It is very important that you do not have any expectations, like the child should play (now), no matter how old it is. I never expect the kids in my drumming circles anything to do. Above all I try to feel good at everything I´m going to do, weather it is drumming, being silent, listening, singing, dancing or moving and to enjoy company with them.
A simple played pulse, Bum Bum Bum Bum … often is the most beautiful music to me, cause the drum sounds great by itself, and played for a longer time it has an incredible power for relaxing and becoming fully present. Sometimes I put a mallet into their hand or a drum under their hands, but most of the time they start drumming, touching and feeling the drums, dancing, singing or telling stories by themselves. Honor the present moment! Drumming together with your kid, there is one perfect rule:
Honor the present moment as it appears.
When your child watches you drumming or just watches the drums, that´s good! Babies, toddlers, children, they are inquisitive by nature, and it depends on the child, how long it wants to observe and just to listen, before it tries it´s first steps on drumming. It happens that children start playing drums or climbing on them immediately. In my baby drumming sessions I observed babies who felt good at observing things and listening to the music for three sessions or more!
Buffalo Floor Drums
How well do you know your child?
Please take your time! Haste and impatience are very bad companions on your way of drumming together and getting connected. Maybe your kid wants to touch the drum at first. And maybe it´s not the playing surface, but the rest of the drum-body, your child´s hands want to explore at that moment. This very interest has to be satisfied, before your kid will be ready for a new adventure.
Piano Lessons with Carla: just an example
Although this post is not about piano lessons, this short excerpt may help you to understand the importance of meeting the present needs of children making music. I remember Carla´s first piano lesson, when she was five years old: She just wanted to climb onto the top of the piano, and then jump onto the floor. I said OK, let´s do this.
I moved away chairs and bags from her landing place, and she kept climbing and jumping over and over again, for the whole lesson. It was great fun for both of us, I was astonished about her physical stamina. Next lesson she only jumped one time, then she discovered a music stand.
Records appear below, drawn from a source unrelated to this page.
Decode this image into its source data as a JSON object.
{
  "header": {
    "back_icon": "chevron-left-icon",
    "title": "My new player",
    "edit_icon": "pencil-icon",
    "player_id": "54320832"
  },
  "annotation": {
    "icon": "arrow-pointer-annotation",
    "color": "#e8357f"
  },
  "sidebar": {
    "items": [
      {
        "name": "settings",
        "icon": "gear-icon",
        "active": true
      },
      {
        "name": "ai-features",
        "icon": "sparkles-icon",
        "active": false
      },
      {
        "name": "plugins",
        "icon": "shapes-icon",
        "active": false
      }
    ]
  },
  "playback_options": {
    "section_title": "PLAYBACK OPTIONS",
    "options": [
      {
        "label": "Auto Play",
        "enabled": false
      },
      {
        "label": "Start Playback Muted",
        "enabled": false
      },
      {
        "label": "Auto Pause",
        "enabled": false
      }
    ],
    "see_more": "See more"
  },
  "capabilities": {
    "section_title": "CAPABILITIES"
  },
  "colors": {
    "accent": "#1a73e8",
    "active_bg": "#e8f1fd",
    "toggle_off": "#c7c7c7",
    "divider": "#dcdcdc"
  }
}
She asked me what this is, and I explained it to her, building it up and folding it again. For the second lesson we kept building up and folding that music stand. For the following years Carla was one of those pupils who practiced the piano autonomously.
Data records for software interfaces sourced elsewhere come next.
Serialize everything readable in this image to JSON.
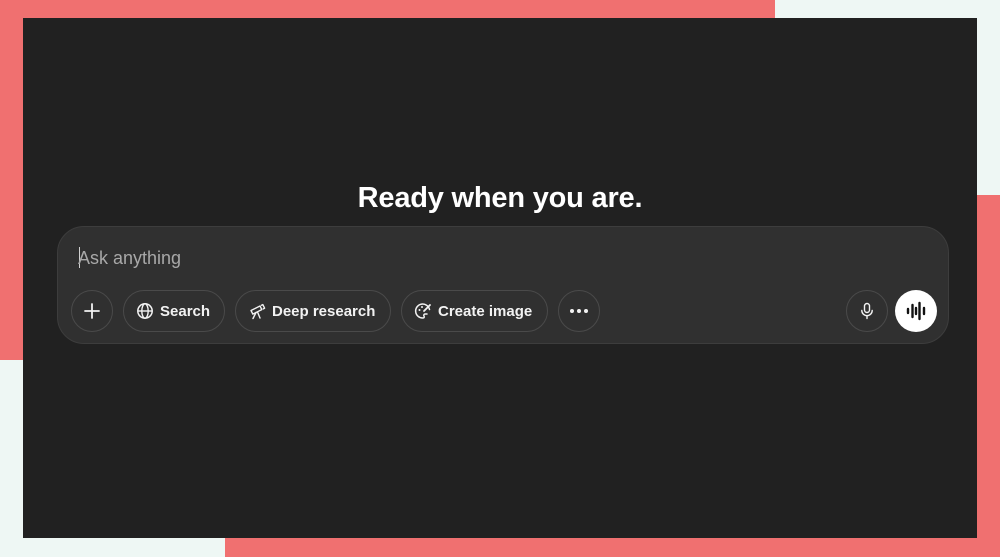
{
  "headline": "Ready when you are.",
  "composer": {
    "placeholder": "Ask anything",
    "value": ""
  },
  "toolbar": {
    "add": {
      "icon": "plus-icon"
    },
    "search": {
      "label": "Search",
      "icon": "globe-icon"
    },
    "deep_research": {
      "label": "Deep research",
      "icon": "telescope-icon"
    },
    "create_image": {
      "label": "Create image",
      "icon": "palette-icon"
    },
    "more": {
      "icon": "ellipsis-icon"
    },
    "dictate": {
      "icon": "microphone-icon"
    },
    "voice_mode": {
      "icon": "waveform-icon"
    }
  },
  "colors": {
    "window_bg": "#212121",
    "composer_bg": "#303030",
    "text": "#ffffff",
    "placeholder": "#a8a8a8",
    "decoration": "#f07070",
    "page_bg": "#eef7f4"
  }
}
Being Together is the Goal.
Your child does not want to play at the moment? It keeps watching you or the drums, or it goes around or sits in a corner? What does that mean? Well, you have already achieved a great goal: You are together. Nothing else matters! It does not always have to be anything done or spoken. Look into the eyes of your child. Does it look tired or bored? Probably not. Does it look angry? I can´t imagine. I guess it is astonished in the first session, and keen on watching things in the following few sessions. Being together with this sort of energy is wonderful, and anything else that happens is a great bonus. Let things develop.
They will develop in their own tempo. Your job is to feel good. Arrange the things in a way that YOU feel good. What do you need to feel good at this very moment? Every Child has still Reached for an Instrument by Itself! Please let this heading seep into your mind, and above all: Let your child discover and experience the sound by itself.
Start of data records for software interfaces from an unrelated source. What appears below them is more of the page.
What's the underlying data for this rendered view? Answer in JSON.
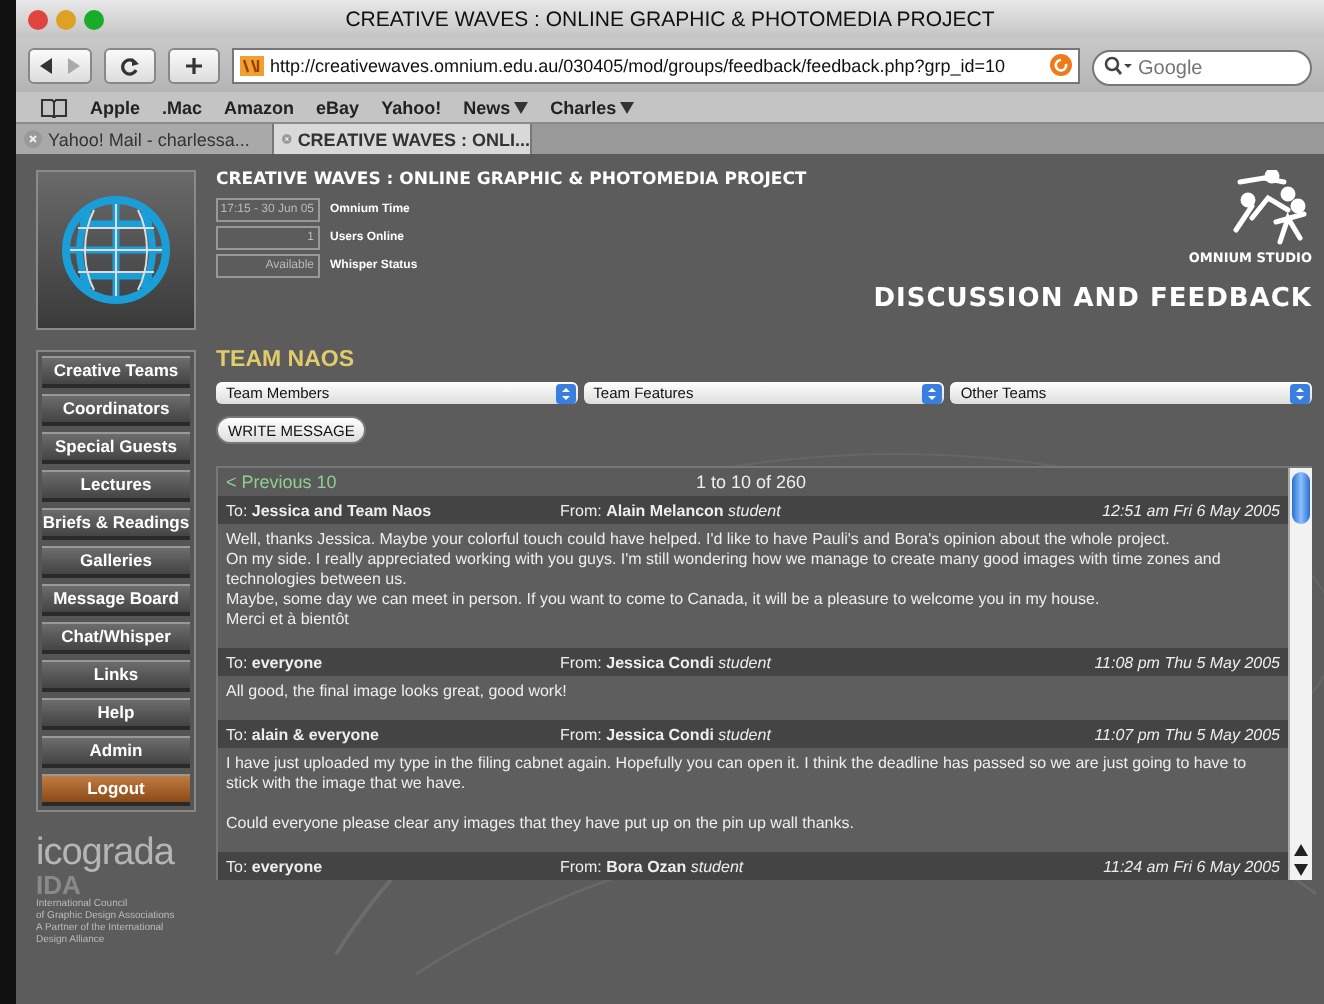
{
  "browser": {
    "title": "CREATIVE WAVES : ONLINE GRAPHIC & PHOTOMEDIA PROJECT",
    "url": "http://creativewaves.omnium.edu.au/030405/mod/groups/feedback/feedback.php?grp_id=10",
    "search": {
      "placeholder": "Google"
    },
    "bookmarks": [
      {
        "label": "Apple",
        "menu": false
      },
      {
        "label": ".Mac",
        "menu": false
      },
      {
        "label": "Amazon",
        "menu": false
      },
      {
        "label": "eBay",
        "menu": false
      },
      {
        "label": "Yahoo!",
        "menu": false
      },
      {
        "label": "News",
        "menu": true
      },
      {
        "label": "Charles",
        "menu": true
      }
    ],
    "tabs": [
      {
        "label": "Yahoo! Mail - charlessa...",
        "selected": false
      },
      {
        "label": "CREATIVE WAVES : ONLI...",
        "selected": true
      }
    ]
  },
  "site": {
    "title": "CREATIVE WAVES : ONLINE GRAPHIC & PHOTOMEDIA PROJECT",
    "status": [
      {
        "value": "17:15 - 30 Jun 05",
        "label": "Omnium Time"
      },
      {
        "value": "1",
        "label": "Users Online"
      },
      {
        "value": "Available",
        "label": "Whisper Status"
      }
    ],
    "brand": "OMNIUM STUDIO",
    "section": "DISCUSSION AND FEEDBACK",
    "nav": [
      {
        "label": "Creative Teams",
        "kind": "normal"
      },
      {
        "label": "Coordinators",
        "kind": "normal"
      },
      {
        "label": "Special Guests",
        "kind": "normal"
      },
      {
        "label": "Lectures",
        "kind": "normal"
      },
      {
        "label": "Briefs & Readings",
        "kind": "normal"
      },
      {
        "label": "Galleries",
        "kind": "normal"
      },
      {
        "label": "Message Board",
        "kind": "normal"
      },
      {
        "label": "Chat/Whisper",
        "kind": "normal"
      },
      {
        "label": "Links",
        "kind": "normal"
      },
      {
        "label": "Help",
        "kind": "normal"
      },
      {
        "label": "Admin",
        "kind": "normal"
      },
      {
        "label": "Logout",
        "kind": "logout"
      }
    ],
    "partner": {
      "name": "icograda",
      "sub": "IDA",
      "lines": [
        "International Council",
        "of Graphic Design Associations",
        "A Partner of the International",
        "Design Alliance"
      ]
    },
    "team": "TEAM NAOS",
    "selects": [
      "Team Members",
      "Team Features",
      "Other Teams"
    ],
    "write_button": "WRITE MESSAGE",
    "pager": {
      "previous": "< Previous 10",
      "range": "1 to 10 of 260"
    },
    "messages": [
      {
        "to_label": "To:",
        "to": "Jessica and Team Naos",
        "from_label": "From:",
        "from": "Alain Melancon",
        "role": "student",
        "time": "12:51 am Fri 6 May 2005",
        "paragraphs": [
          [
            "Well, thanks Jessica. Maybe your colorful touch could have helped. I'd like to have Pauli's and Bora's opinion about the whole project.",
            "On my side. I really appreciated working with you guys. I'm still wondering how we manage to create many good images with time zones and technologies between us.",
            "Maybe, some day we can meet in person. If you want to come to Canada, it will be a pleasure to welcome you in my house.",
            "Merci et à bientôt"
          ]
        ]
      },
      {
        "to_label": "To:",
        "to": "everyone",
        "from_label": "From:",
        "from": "Jessica Condi",
        "role": "student",
        "time": "11:08 pm Thu 5 May 2005",
        "paragraphs": [
          [
            "All good, the final image looks great, good work!"
          ]
        ]
      },
      {
        "to_label": "To:",
        "to": "alain & everyone",
        "from_label": "From:",
        "from": "Jessica Condi",
        "role": "student",
        "time": "11:07 pm Thu 5 May 2005",
        "paragraphs": [
          [
            "I have just uploaded my type in the filing cabnet again. Hopefully you can open it. I think the deadline has passed so we are just going to have to stick with the image that we have."
          ],
          [
            "Could everyone please clear any images that they have put up on the pin up wall thanks."
          ]
        ]
      },
      {
        "to_label": "To:",
        "to": "everyone",
        "from_label": "From:",
        "from": "Bora Ozan",
        "role": "student",
        "time": "11:24 am Fri 6 May 2005"
      }
    ]
  }
}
Isn't it awesome to watch your child doing things – by itself? Support your kid in it´s individual way of drumming. If it wants to bang the drum with it´s head instead of mallets or hands, so let it happen – and if you feel like, imitate her. Do NOT take your child´s hand for showing how drumming works. Let it observe you drumming, and that may take time.Remember: If you want your child to drum, it is YOUR want.
If you wish to improve the relationship to your kids, learn to recognize and support their present desires and needs.